(Data for processing)

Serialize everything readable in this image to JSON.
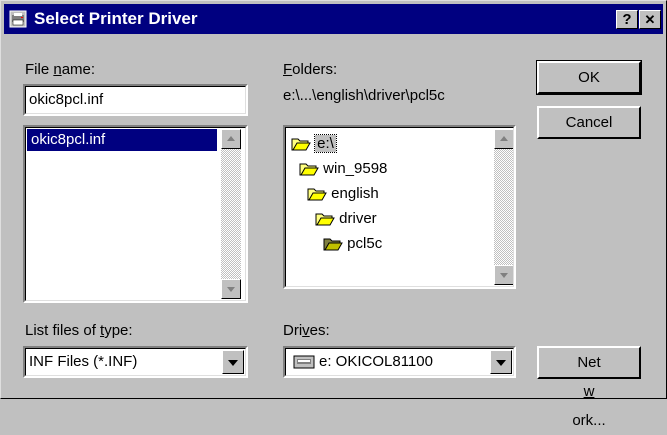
{
  "window": {
    "title": "Select Printer Driver",
    "help_label": "?",
    "close_label": "✕"
  },
  "filename": {
    "label_pre": "File ",
    "label_u": "n",
    "label_post": "ame:",
    "value": "okic8pcl.inf",
    "items": [
      "okic8pcl.inf"
    ]
  },
  "folders": {
    "label_u": "F",
    "label_post": "olders:",
    "path": "e:\\...\\english\\driver\\pcl5c",
    "items": [
      "e:\\",
      "win_9598",
      "english",
      "driver",
      "pcl5c"
    ]
  },
  "filetype": {
    "label_pre": "List files of ",
    "label_u": "t",
    "label_post": "ype:",
    "value": "INF Files (*.INF)"
  },
  "drives": {
    "label_pre": "Dri",
    "label_u": "v",
    "label_post": "es:",
    "value": "e: OKICOL81100"
  },
  "buttons": {
    "ok": "OK",
    "cancel": "Cancel",
    "network_pre": "Net",
    "network_u": "w",
    "network_post": "ork..."
  },
  "colors": {
    "title_bg": "#000080",
    "selection": "#000080",
    "face": "#c0c0c0"
  }
}
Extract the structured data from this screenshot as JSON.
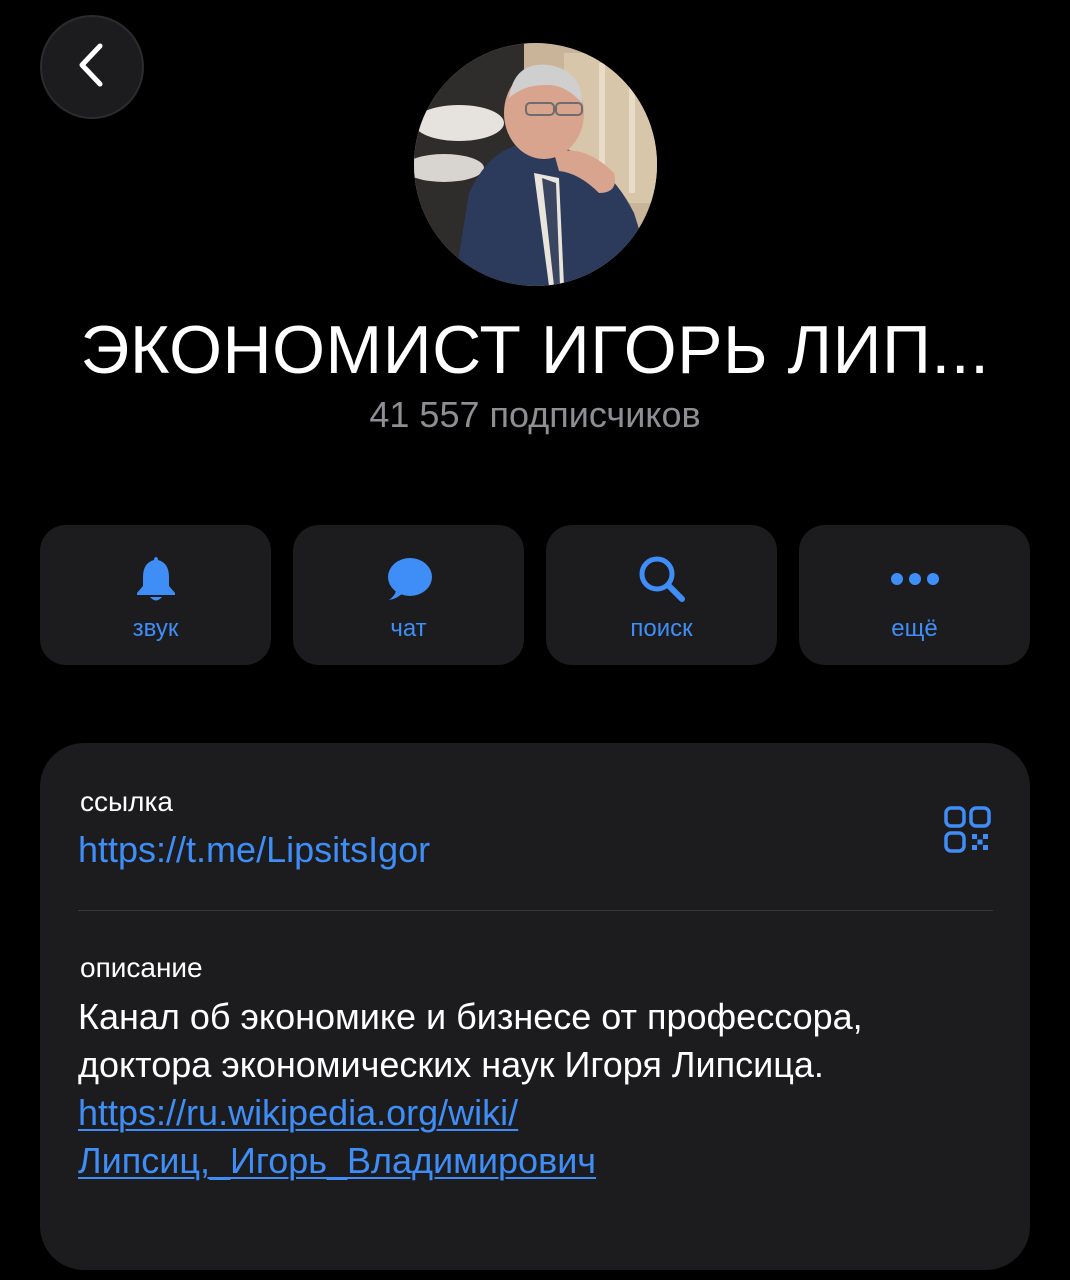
{
  "header": {
    "back_icon": "chevron-left-icon"
  },
  "channel": {
    "title": "ЭКОНОМИСТ ИГОРЬ ЛИП...",
    "subscribers": "41 557 подписчиков"
  },
  "actions": [
    {
      "label": "звук",
      "icon": "bell-icon"
    },
    {
      "label": "чат",
      "icon": "chat-bubble-icon"
    },
    {
      "label": "поиск",
      "icon": "search-icon"
    },
    {
      "label": "ещё",
      "icon": "more-dots-icon"
    }
  ],
  "info": {
    "link_label": "ссылка",
    "link_value": "https://t.me/LipsitsIgor",
    "qr_icon": "qr-code-icon",
    "description_label": "описание",
    "description_text": "Канал об экономике и бизнесе от профессора, доктора экономических наук Игоря Липсица.",
    "wiki_link_line1": "https://ru.wikipedia.org/wiki/",
    "wiki_link_line2": "Липсиц,_Игорь_Владимирович"
  },
  "colors": {
    "background": "#000000",
    "card": "#1c1c1e",
    "accent": "#3f8ef7",
    "secondary_text": "#8e8e93"
  }
}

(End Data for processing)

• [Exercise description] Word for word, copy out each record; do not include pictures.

• [Answer]
Serialize everything readable in this image to JSON.
{
  "window": {
    "title": "Select Printer Driver",
    "help_label": "?",
    "close_label": "✕"
  },
  "filename": {
    "label_pre": "File ",
    "label_u": "n",
    "label_post": "ame:",
    "value": "okic8pcl.inf",
    "items": [
      "okic8pcl.inf"
    ]
  },
  "folders": {
    "label_u": "F",
    "label_post": "olders:",
    "path": "e:\\...\\english\\driver\\pcl5c",
    "items": [
      "e:\\",
      "win_9598",
      "english",
      "driver",
      "pcl5c"
    ]
  },
  "filetype": {
    "label_pre": "List files of ",
    "label_u": "t",
    "label_post": "ype:",
    "value": "INF Files (*.INF)"
  },
  "drives": {
    "label_pre": "Dri",
    "label_u": "v",
    "label_post": "es:",
    "value": "e: OKICOL81100"
  },
  "buttons": {
    "ok": "OK",
    "cancel": "Cancel",
    "network_pre": "Net",
    "network_u": "w",
    "network_post": "ork..."
  },
  "colors": {
    "title_bg": "#000080",
    "selection": "#000080",
    "face": "#c0c0c0"
  }
}
Extract the structured data from this screenshot as JSON.
{
  "header": {
    "back_icon": "chevron-left-icon"
  },
  "channel": {
    "title": "ЭКОНОМИСТ ИГОРЬ ЛИП...",
    "subscribers": "41 557 подписчиков"
  },
  "actions": [
    {
      "label": "звук",
      "icon": "bell-icon"
    },
    {
      "label": "чат",
      "icon": "chat-bubble-icon"
    },
    {
      "label": "поиск",
      "icon": "search-icon"
    },
    {
      "label": "ещё",
      "icon": "more-dots-icon"
    }
  ],
  "info": {
    "link_label": "ссылка",
    "link_value": "https://t.me/LipsitsIgor",
    "qr_icon": "qr-code-icon",
    "description_label": "описание",
    "description_text": "Канал об экономике и бизнесе от профессора, доктора экономических наук Игоря Липсица.",
    "wiki_link_line1": "https://ru.wikipedia.org/wiki/",
    "wiki_link_line2": "Липсиц,_Игорь_Владимирович"
  },
  "colors": {
    "background": "#000000",
    "card": "#1c1c1e",
    "accent": "#3f8ef7",
    "secondary_text": "#8e8e93"
  }
}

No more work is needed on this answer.